The person who usually prescribes any medicines for you should be able to prescribe these medicines. This could be your diabetes specialist, doctor, nurse practitioner or pharmacist prescriber. You'll need to ask them if they can prescribe these medicines for you. You may have a cost to have a consultation with your prescriber to have the medicine started.
You will need to get a new prescription every 3 months
You may need tests to renew your prescription. Your prescriber will talk to you about the tests you will need. Tests can be a good way to monitor your diabetes and see whether the medicines you are taking are working for you.
Getting to the pharmacy
Your pharmacy will be able to give you 3 months' supply of the medicine with each prescription. This is called all-at-once or 'stat' dispensing. You will need to pay to collect your prescription, this is usually $5.
What is a Special Authority and what does it mean for me?
A Special Authority tells your prescriber who can get funded access to a particular medicine. For very expensive medicines, PHARMAC restricts funded access to only those who are most likely to benefit. We list these criteria in a 'Special Authority'.
Your doctor fills out the Special Authority and sends it to the Ministry of Health.
Do I have to get my Special Authority approval renewed?
No. Once you have a Special Authority approval for these medicines, you do not need a renewal.
More information about empagliflozin (with and without metformin) and dulaglutide
Medsafe is the agency responsible fo ensuring medicines meet standards of safety, quality and efficacy. Medsafe is part of the Ministry of Health. They have 'data sheets' for every approved medicine.
The dulaglutide data sheet won't be available until Medsafe approves the medicine.
Who to contact
Talk to your health professional if you have questions about empagliflozin (with and without metformin) and dulaglutide.
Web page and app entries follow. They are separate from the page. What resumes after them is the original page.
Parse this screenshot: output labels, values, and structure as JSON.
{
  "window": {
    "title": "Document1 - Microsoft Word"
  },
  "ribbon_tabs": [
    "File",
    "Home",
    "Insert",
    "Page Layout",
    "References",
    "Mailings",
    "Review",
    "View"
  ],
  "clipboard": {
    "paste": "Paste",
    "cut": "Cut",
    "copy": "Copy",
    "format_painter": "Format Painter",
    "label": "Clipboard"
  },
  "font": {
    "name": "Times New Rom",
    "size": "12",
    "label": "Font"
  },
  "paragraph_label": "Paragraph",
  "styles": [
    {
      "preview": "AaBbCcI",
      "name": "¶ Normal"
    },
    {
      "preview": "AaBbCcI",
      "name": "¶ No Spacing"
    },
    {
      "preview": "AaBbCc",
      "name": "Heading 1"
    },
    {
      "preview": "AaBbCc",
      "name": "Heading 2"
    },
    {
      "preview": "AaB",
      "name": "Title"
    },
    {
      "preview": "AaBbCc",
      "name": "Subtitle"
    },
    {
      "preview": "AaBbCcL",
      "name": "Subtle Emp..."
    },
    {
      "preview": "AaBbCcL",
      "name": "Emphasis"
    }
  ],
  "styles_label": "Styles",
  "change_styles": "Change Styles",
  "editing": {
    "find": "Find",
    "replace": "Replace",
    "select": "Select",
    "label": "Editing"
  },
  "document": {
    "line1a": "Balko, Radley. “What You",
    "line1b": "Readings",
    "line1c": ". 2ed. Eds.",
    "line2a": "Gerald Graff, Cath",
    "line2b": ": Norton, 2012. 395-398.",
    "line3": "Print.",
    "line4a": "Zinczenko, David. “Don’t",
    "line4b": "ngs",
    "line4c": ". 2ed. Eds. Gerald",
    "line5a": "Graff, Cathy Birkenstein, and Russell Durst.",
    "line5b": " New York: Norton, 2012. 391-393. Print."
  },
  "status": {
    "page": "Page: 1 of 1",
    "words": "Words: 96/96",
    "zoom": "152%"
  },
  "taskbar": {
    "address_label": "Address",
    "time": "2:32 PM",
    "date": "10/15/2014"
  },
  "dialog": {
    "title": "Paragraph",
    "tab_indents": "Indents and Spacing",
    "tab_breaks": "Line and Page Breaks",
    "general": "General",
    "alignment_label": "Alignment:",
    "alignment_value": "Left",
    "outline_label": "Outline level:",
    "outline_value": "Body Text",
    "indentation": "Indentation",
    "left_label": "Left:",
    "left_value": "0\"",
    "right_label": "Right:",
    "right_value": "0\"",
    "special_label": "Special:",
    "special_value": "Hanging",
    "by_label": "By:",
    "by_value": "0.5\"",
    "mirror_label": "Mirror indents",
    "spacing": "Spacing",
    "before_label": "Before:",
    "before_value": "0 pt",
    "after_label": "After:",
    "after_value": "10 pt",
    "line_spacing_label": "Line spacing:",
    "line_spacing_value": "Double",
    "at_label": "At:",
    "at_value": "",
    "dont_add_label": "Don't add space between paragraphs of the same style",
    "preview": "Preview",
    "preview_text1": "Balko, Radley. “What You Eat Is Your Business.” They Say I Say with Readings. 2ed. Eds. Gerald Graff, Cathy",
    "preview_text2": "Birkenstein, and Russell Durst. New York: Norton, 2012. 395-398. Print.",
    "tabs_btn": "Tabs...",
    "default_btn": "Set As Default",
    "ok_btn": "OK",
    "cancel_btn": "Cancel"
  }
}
They know you and your clinical circumstances and are in the best place to give you advice.